ENTRIES PROVIDED:

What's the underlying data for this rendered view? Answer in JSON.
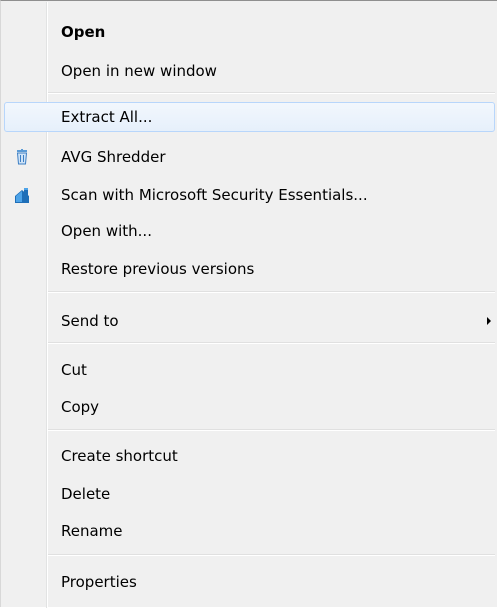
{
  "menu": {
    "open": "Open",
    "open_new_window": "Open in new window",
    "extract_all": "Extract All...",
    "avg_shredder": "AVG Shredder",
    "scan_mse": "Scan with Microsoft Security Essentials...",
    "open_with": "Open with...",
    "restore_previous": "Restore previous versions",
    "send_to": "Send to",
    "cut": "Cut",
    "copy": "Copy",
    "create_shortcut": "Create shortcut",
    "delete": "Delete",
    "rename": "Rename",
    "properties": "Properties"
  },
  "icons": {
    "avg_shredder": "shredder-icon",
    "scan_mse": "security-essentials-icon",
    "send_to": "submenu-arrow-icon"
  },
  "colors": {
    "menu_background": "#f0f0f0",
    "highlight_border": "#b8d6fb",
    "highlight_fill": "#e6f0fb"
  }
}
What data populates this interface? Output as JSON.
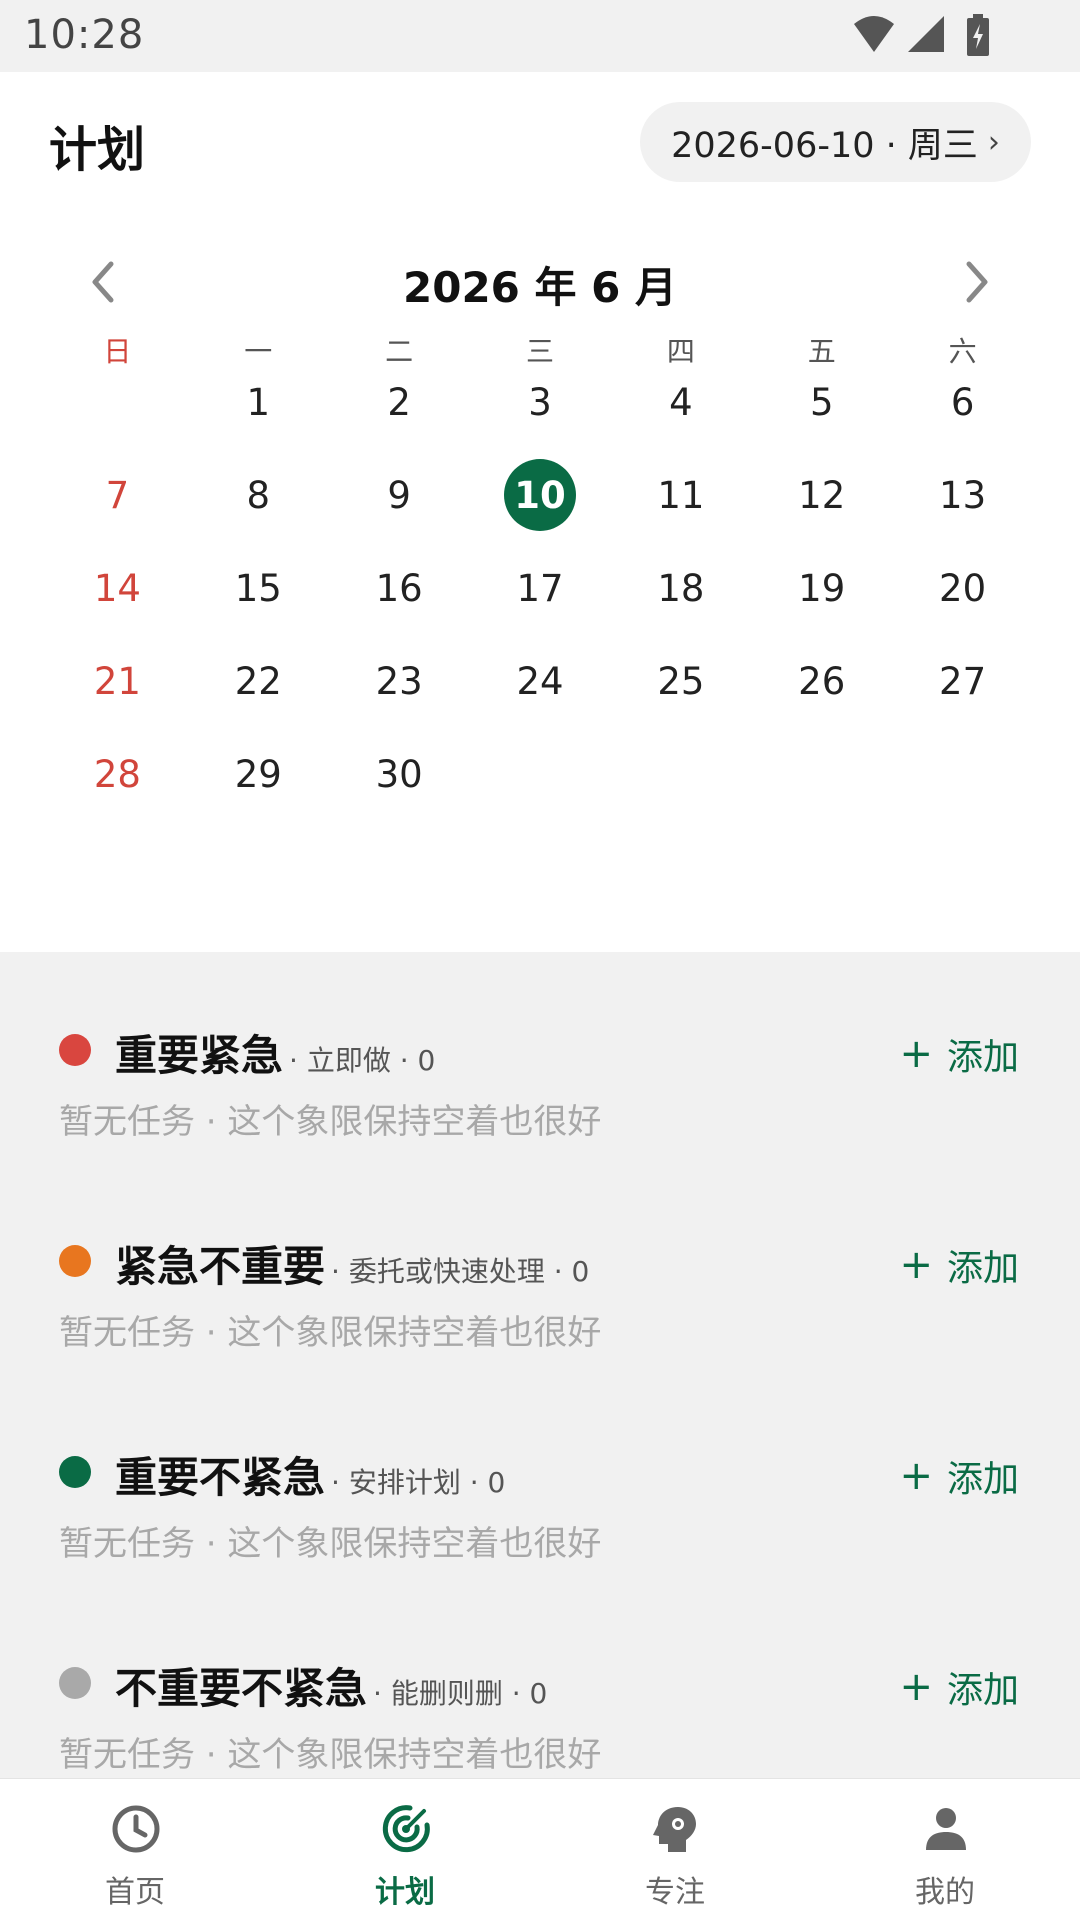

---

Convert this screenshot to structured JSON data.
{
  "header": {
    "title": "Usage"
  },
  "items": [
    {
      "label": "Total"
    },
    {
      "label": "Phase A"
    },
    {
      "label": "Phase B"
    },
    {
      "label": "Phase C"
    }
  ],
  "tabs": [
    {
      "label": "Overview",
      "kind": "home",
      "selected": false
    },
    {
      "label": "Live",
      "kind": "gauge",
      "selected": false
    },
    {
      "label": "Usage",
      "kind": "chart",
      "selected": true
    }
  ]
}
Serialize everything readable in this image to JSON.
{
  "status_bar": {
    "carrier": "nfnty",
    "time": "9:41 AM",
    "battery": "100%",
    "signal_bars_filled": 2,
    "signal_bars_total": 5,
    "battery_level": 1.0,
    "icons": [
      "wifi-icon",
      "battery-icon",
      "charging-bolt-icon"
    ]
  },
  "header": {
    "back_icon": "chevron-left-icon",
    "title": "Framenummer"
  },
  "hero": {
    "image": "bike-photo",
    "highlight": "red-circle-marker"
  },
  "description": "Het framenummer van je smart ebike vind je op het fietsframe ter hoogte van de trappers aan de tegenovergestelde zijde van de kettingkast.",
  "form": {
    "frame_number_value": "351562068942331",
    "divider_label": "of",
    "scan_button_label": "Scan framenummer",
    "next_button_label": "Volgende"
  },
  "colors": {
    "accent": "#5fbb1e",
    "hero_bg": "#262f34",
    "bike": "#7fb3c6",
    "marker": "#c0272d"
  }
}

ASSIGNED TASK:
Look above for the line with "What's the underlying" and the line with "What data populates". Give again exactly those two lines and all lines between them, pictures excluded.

RESPONSE AREA:
What's the underlying data for this rendered view? Answer in JSON.
{
  "menu": {
    "open": "Open",
    "open_new_window": "Open in new window",
    "extract_all": "Extract All...",
    "avg_shredder": "AVG Shredder",
    "scan_mse": "Scan with Microsoft Security Essentials...",
    "open_with": "Open with...",
    "restore_previous": "Restore previous versions",
    "send_to": "Send to",
    "cut": "Cut",
    "copy": "Copy",
    "create_shortcut": "Create shortcut",
    "delete": "Delete",
    "rename": "Rename",
    "properties": "Properties"
  },
  "icons": {
    "avg_shredder": "shredder-icon",
    "scan_mse": "security-essentials-icon",
    "send_to": "submenu-arrow-icon"
  },
  "colors": {
    "menu_background": "#f0f0f0",
    "highlight_border": "#b8d6fb",
    "highlight_fill": "#e6f0fb"
  }
}
What data populates this interface? Output as JSON.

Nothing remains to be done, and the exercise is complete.